--- Given records Enclosed Below ---

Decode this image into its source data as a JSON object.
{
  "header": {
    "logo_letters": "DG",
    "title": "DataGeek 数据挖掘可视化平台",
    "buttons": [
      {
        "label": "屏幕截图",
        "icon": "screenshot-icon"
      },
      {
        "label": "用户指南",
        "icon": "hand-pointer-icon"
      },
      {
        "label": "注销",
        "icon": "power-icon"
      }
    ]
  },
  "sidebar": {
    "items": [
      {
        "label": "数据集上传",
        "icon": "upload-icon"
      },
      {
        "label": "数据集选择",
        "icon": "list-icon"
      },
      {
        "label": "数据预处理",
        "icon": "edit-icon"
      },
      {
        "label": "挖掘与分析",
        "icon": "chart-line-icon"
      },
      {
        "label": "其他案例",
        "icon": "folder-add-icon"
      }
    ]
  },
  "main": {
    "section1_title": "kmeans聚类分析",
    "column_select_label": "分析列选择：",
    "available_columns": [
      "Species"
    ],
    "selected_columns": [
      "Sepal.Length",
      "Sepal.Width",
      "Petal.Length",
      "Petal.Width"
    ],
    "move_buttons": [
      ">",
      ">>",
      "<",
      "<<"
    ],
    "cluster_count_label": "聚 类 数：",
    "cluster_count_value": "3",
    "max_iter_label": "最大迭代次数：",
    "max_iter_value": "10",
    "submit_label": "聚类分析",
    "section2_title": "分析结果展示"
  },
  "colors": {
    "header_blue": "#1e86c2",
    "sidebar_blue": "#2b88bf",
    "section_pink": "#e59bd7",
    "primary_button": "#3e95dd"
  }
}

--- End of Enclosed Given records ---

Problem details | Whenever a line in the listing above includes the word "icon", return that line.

Problem solution |
        "icon": "screenshot-icon"
        "icon": "hand-pointer-icon"
        "icon": "power-icon"
        "icon": "upload-icon"
        "icon": "list-icon"
        "icon": "edit-icon"
        "icon": "chart-line-icon"
        "icon": "folder-add-icon"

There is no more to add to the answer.